* [Source information]:
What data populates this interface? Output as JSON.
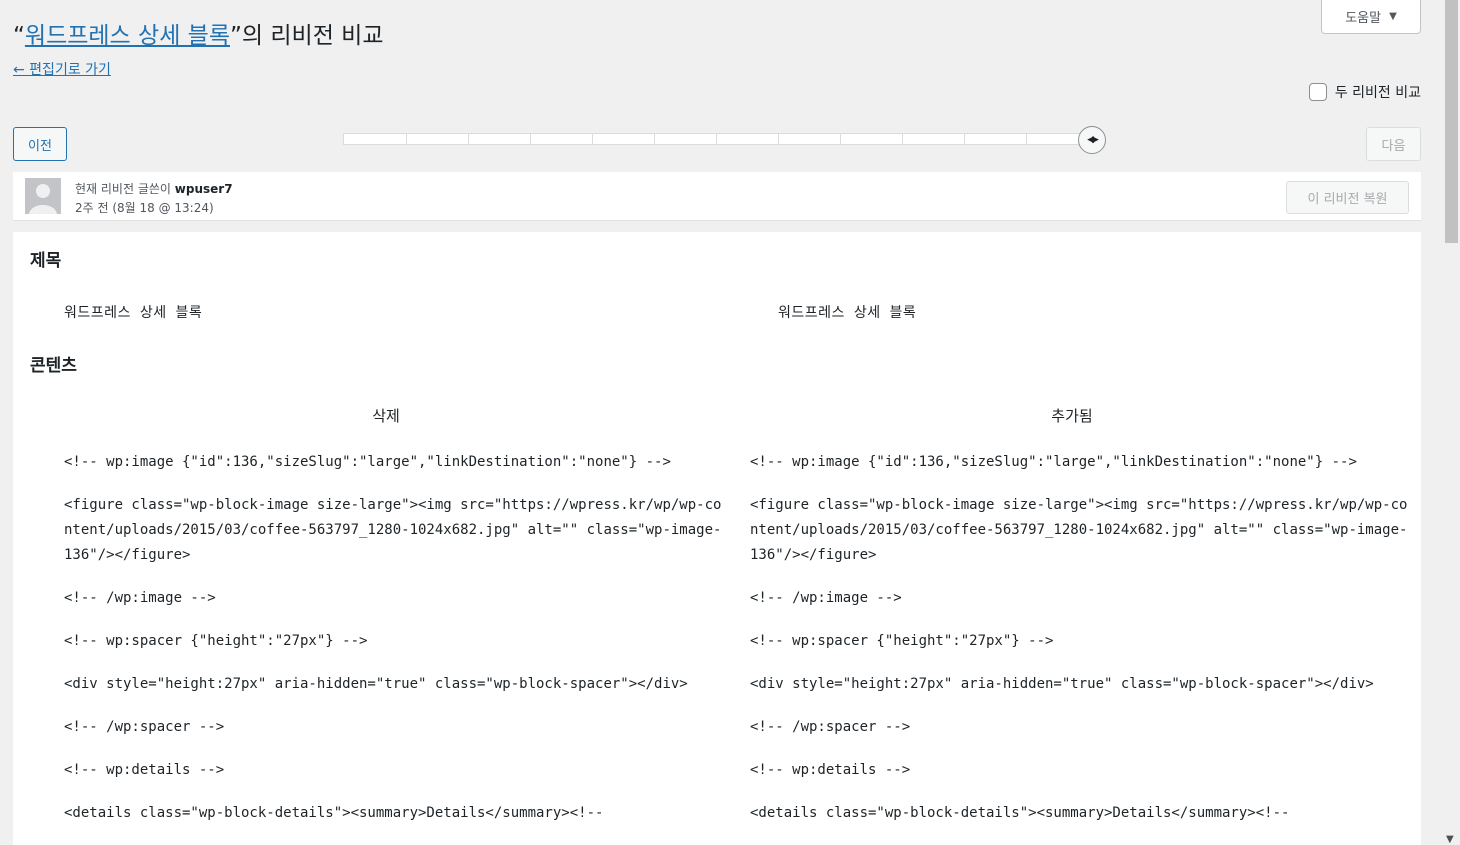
{
  "header": {
    "help_label": "도움말",
    "title_prefix": "“",
    "title_link": "워드프레스 상세 블록",
    "title_suffix": "”의 리비전 비교",
    "back_link": "← 편집기로 가기",
    "compare_two_label": "두 리비전 비교"
  },
  "nav": {
    "prev_label": "이전",
    "next_label": "다음"
  },
  "meta": {
    "author_prefix": "현재 리비전 글쓴이",
    "author_name": "wpuser7",
    "time": "2주 전 (8월 18 @ 13:24)",
    "restore_label": "이 리비전 복원"
  },
  "diff": {
    "title_heading": "제목",
    "title_left": "워드프레스 상세 블록",
    "title_right": "워드프레스 상세 블록",
    "content_heading": "콘텐츠",
    "left_header": "삭제",
    "right_header": "추가됨",
    "code": [
      "<!-- wp:image {\"id\":136,\"sizeSlug\":\"large\",\"linkDestination\":\"none\"} -->",
      "<figure class=\"wp-block-image size-large\"><img src=\"https://wpress.kr/wp/wp-content/uploads/2015/03/coffee-563797_1280-1024x682.jpg\" alt=\"\" class=\"wp-image-136\"/></figure>",
      "<!-- /wp:image -->",
      "<!-- wp:spacer {\"height\":\"27px\"} -->",
      "<div style=\"height:27px\" aria-hidden=\"true\" class=\"wp-block-spacer\"></div>",
      "<!-- /wp:spacer -->",
      "<!-- wp:details -->",
      "<details class=\"wp-block-details\"><summary>Details</summary><!--"
    ]
  }
}
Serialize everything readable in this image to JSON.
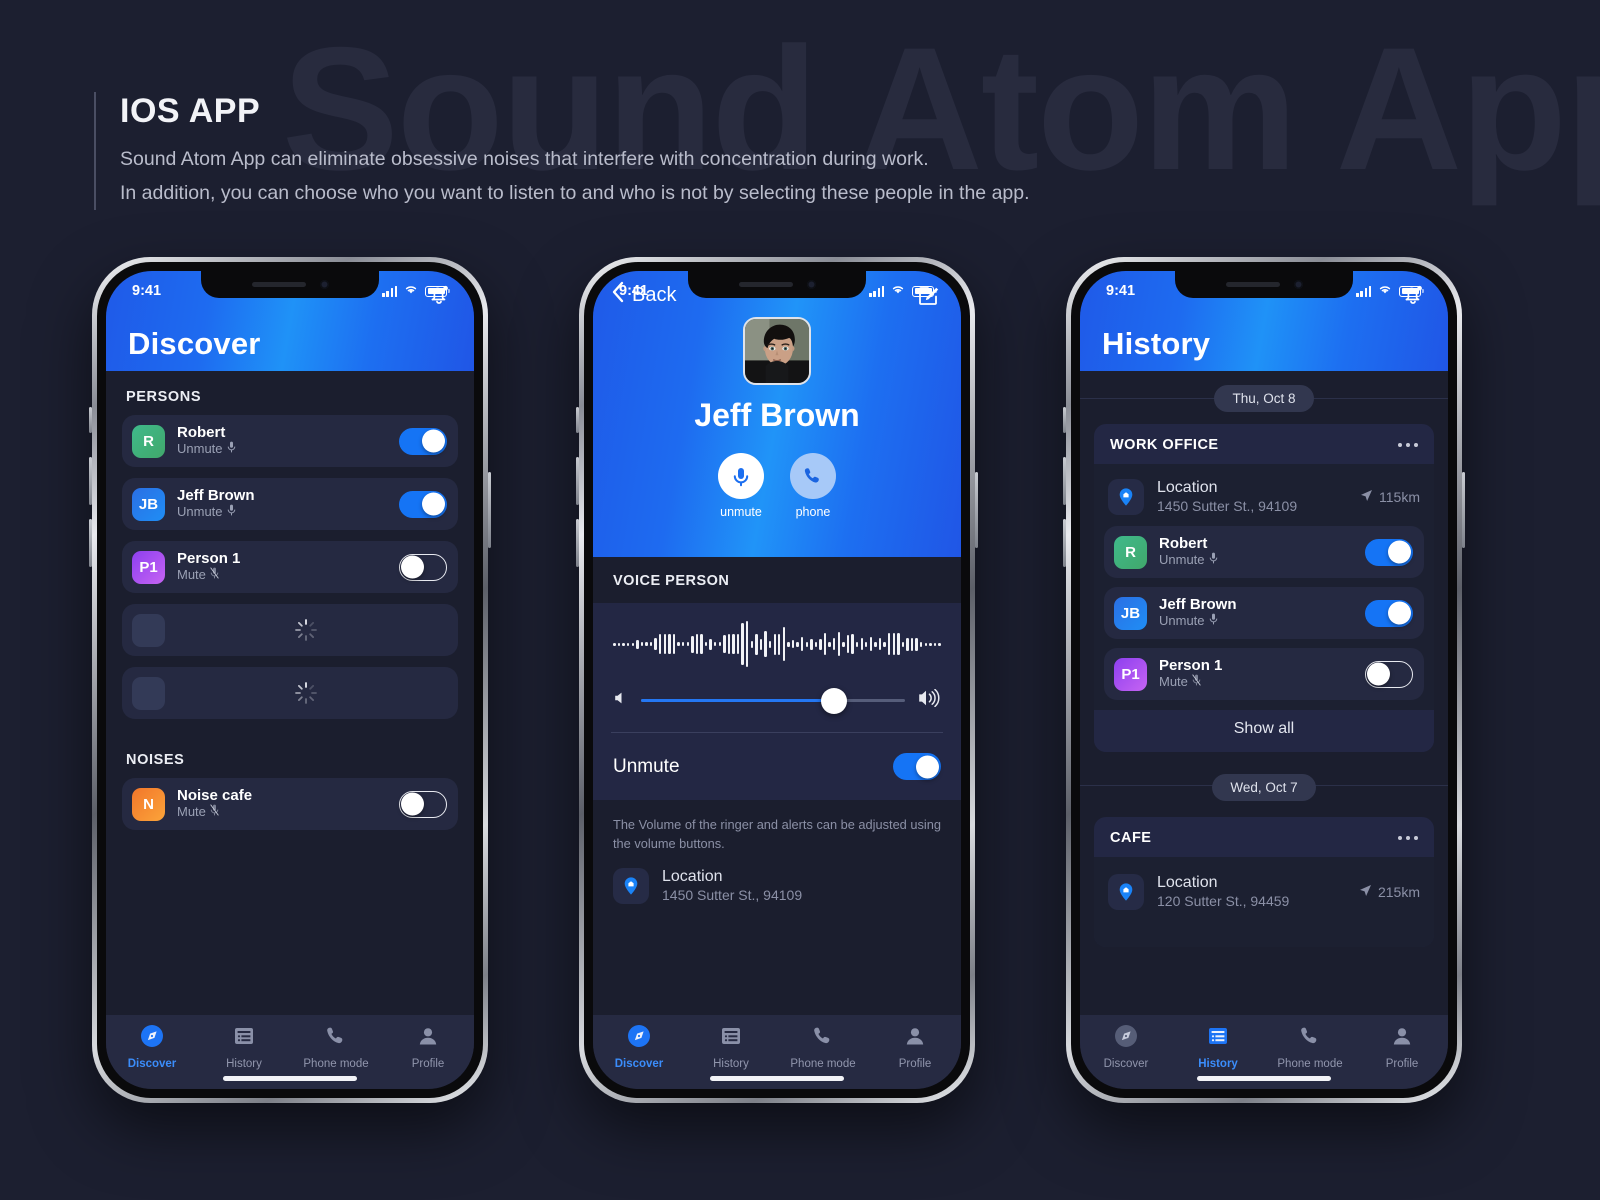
{
  "watermark": "Sound Atom App",
  "header": {
    "kicker": "IOS APP",
    "line1": "Sound Atom App can eliminate obsessive noises that interfere with concentration during work.",
    "line2": "In addition, you can choose who you want to listen to and who is not by selecting these people in the app."
  },
  "statusbar": {
    "time": "9:41"
  },
  "tabs": [
    {
      "label": "Discover",
      "icon": "compass-icon"
    },
    {
      "label": "History",
      "icon": "list-icon"
    },
    {
      "label": "Phone mode",
      "icon": "phone-icon"
    },
    {
      "label": "Profile",
      "icon": "person-icon"
    }
  ],
  "screen1": {
    "title": "Discover",
    "bell": "bell-icon",
    "sections": [
      {
        "label": "PERSONS"
      },
      {
        "label": "NOISES"
      }
    ],
    "persons": [
      {
        "initials": "R",
        "name": "Robert",
        "status": "Unmute",
        "mic": "mic-on-icon",
        "toggle": "on",
        "color_a": "#3fb98b",
        "color_b": "#41a86b"
      },
      {
        "initials": "JB",
        "name": "Jeff Brown",
        "status": "Unmute",
        "mic": "mic-on-icon",
        "toggle": "on",
        "color_a": "#2b6fe4",
        "color_b": "#1f8ef5"
      },
      {
        "initials": "P1",
        "name": "Person 1",
        "status": "Mute",
        "mic": "mic-off-icon",
        "toggle": "off",
        "color_a": "#8d3ff0",
        "color_b": "#c664f2"
      }
    ],
    "placeholders": 2,
    "noises": [
      {
        "initials": "N",
        "name": "Noise cafe",
        "status": "Mute",
        "mic": "mic-off-icon",
        "toggle": "off",
        "color_a": "#f2762a",
        "color_b": "#fba43a"
      }
    ],
    "active_tab": "Discover"
  },
  "screen2": {
    "back_label": "Back",
    "back_icon": "chevron-left-icon",
    "edit_icon": "edit-square-icon",
    "contact_name": "Jeff Brown",
    "actions": [
      {
        "label": "unmute",
        "icon": "mic-icon"
      },
      {
        "label": "phone",
        "icon": "phone-icon"
      }
    ],
    "group_label": "VOICE PERSON",
    "volume_percent": 73,
    "volume_low_icon": "speaker-low-icon",
    "volume_high_icon": "speaker-high-icon",
    "mute_label": "Unmute",
    "mute_toggle": "on",
    "note": "The Volume of the ringer and alerts can be adjusted using the volume buttons.",
    "location": {
      "icon": "map-pin-icon",
      "title": "Location",
      "address": "1450 Sutter St., 94109"
    },
    "active_tab": "Discover"
  },
  "screen3": {
    "title": "History",
    "bell": "bell-icon",
    "groups": [
      {
        "date": "Thu, Oct 8",
        "card_title": "WORK OFFICE",
        "menu_icon": "more-horizontal-icon",
        "location": {
          "icon": "map-pin-icon",
          "title": "Location",
          "address": "1450 Sutter St., 94109",
          "distance": "115km",
          "distance_icon": "navigation-icon"
        },
        "people": [
          {
            "initials": "R",
            "name": "Robert",
            "status": "Unmute",
            "mic": "mic-on-icon",
            "toggle": "on",
            "color_a": "#3fb98b",
            "color_b": "#41a86b"
          },
          {
            "initials": "JB",
            "name": "Jeff Brown",
            "status": "Unmute",
            "mic": "mic-on-icon",
            "toggle": "on",
            "color_a": "#2b6fe4",
            "color_b": "#1f8ef5"
          },
          {
            "initials": "P1",
            "name": "Person 1",
            "status": "Mute",
            "mic": "mic-off-icon",
            "toggle": "off",
            "color_a": "#8d3ff0",
            "color_b": "#c664f2"
          }
        ],
        "show_all": "Show all"
      },
      {
        "date": "Wed, Oct 7",
        "card_title": "CAFE",
        "menu_icon": "more-horizontal-icon",
        "location": {
          "icon": "map-pin-icon",
          "title": "Location",
          "address": "120 Sutter St., 94459",
          "distance": "215km",
          "distance_icon": "navigation-icon"
        }
      }
    ],
    "active_tab": "History"
  },
  "colors": {
    "page_bg": "#1c1f30",
    "accent_blue": "#1574f5",
    "card_bg": "#252941",
    "screen_bg": "#1b1e2e"
  }
}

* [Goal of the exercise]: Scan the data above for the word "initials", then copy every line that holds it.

* [Solution]:
        "initials": "R",
        "initials": "JB",
        "initials": "P1",
        "initials": "N",
            "initials": "R",
            "initials": "JB",
            "initials": "P1",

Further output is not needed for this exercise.